(Beginning of Information provided)

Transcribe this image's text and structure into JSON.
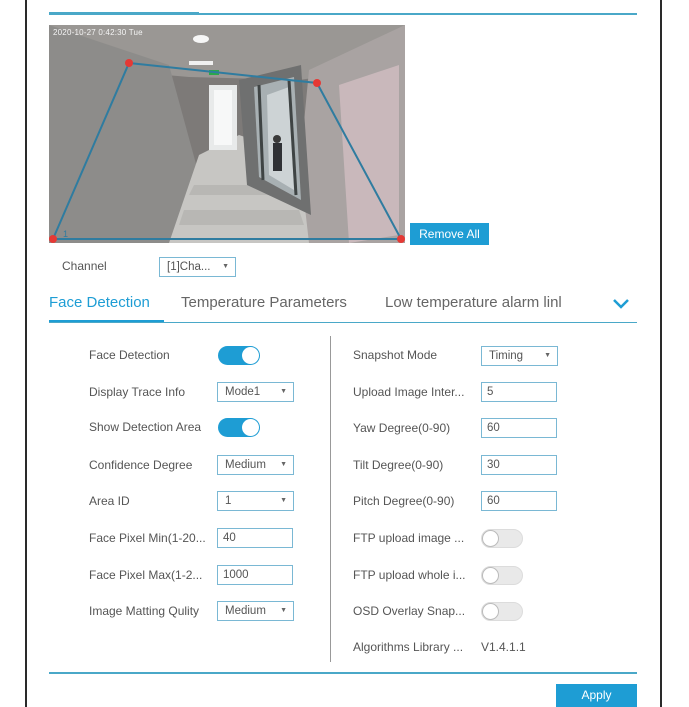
{
  "preview": {
    "timestamp": "2020-10-27 0:42:30 Tue",
    "area_label": "1"
  },
  "buttons": {
    "remove_all": "Remove All",
    "apply": "Apply"
  },
  "channel": {
    "label": "Channel",
    "value": "[1]Cha..."
  },
  "tabs": [
    {
      "label": "Face Detection",
      "active": true
    },
    {
      "label": "Temperature Parameters",
      "active": false
    },
    {
      "label": "Low temperature alarm linl",
      "active": false
    }
  ],
  "left_column": {
    "face_detection": {
      "label": "Face Detection",
      "enabled": true
    },
    "display_trace_info": {
      "label": "Display Trace Info",
      "value": "Mode1"
    },
    "show_detection_area": {
      "label": "Show Detection Area",
      "enabled": true
    },
    "confidence_degree": {
      "label": "Confidence Degree",
      "value": "Medium"
    },
    "area_id": {
      "label": "Area ID",
      "value": "1"
    },
    "face_pixel_min": {
      "label": "Face Pixel Min(1-20...",
      "value": "40"
    },
    "face_pixel_max": {
      "label": "Face Pixel Max(1-2...",
      "value": "1000"
    },
    "image_matting_quality": {
      "label": "Image Matting Qulity",
      "value": "Medium"
    }
  },
  "right_column": {
    "snapshot_mode": {
      "label": "Snapshot Mode",
      "value": "Timing"
    },
    "upload_image_interval": {
      "label": "Upload Image Inter...",
      "value": "5"
    },
    "yaw_degree": {
      "label": "Yaw Degree(0-90)",
      "value": "60"
    },
    "tilt_degree": {
      "label": "Tilt Degree(0-90)",
      "value": "30"
    },
    "pitch_degree": {
      "label": "Pitch Degree(0-90)",
      "value": "60"
    },
    "ftp_upload_image": {
      "label": "FTP upload image ...",
      "enabled": false
    },
    "ftp_upload_whole": {
      "label": "FTP upload whole i...",
      "enabled": false
    },
    "osd_overlay_snap": {
      "label": "OSD Overlay Snap...",
      "enabled": false
    },
    "algorithms_library": {
      "label": "Algorithms Library ...",
      "value": "V1.4.1.1"
    }
  },
  "colors": {
    "accent": "#1e9dd4",
    "line": "#4aa8c8",
    "toggle_off": "#e9e9e9"
  },
  "icons": {
    "tabs_more": "chevron-down-icon",
    "select_caret": "caret-down-icon"
  }
}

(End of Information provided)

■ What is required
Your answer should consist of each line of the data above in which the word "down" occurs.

■ Answer area
    "tabs_more": "chevron-down-icon",
    "select_caret": "caret-down-icon"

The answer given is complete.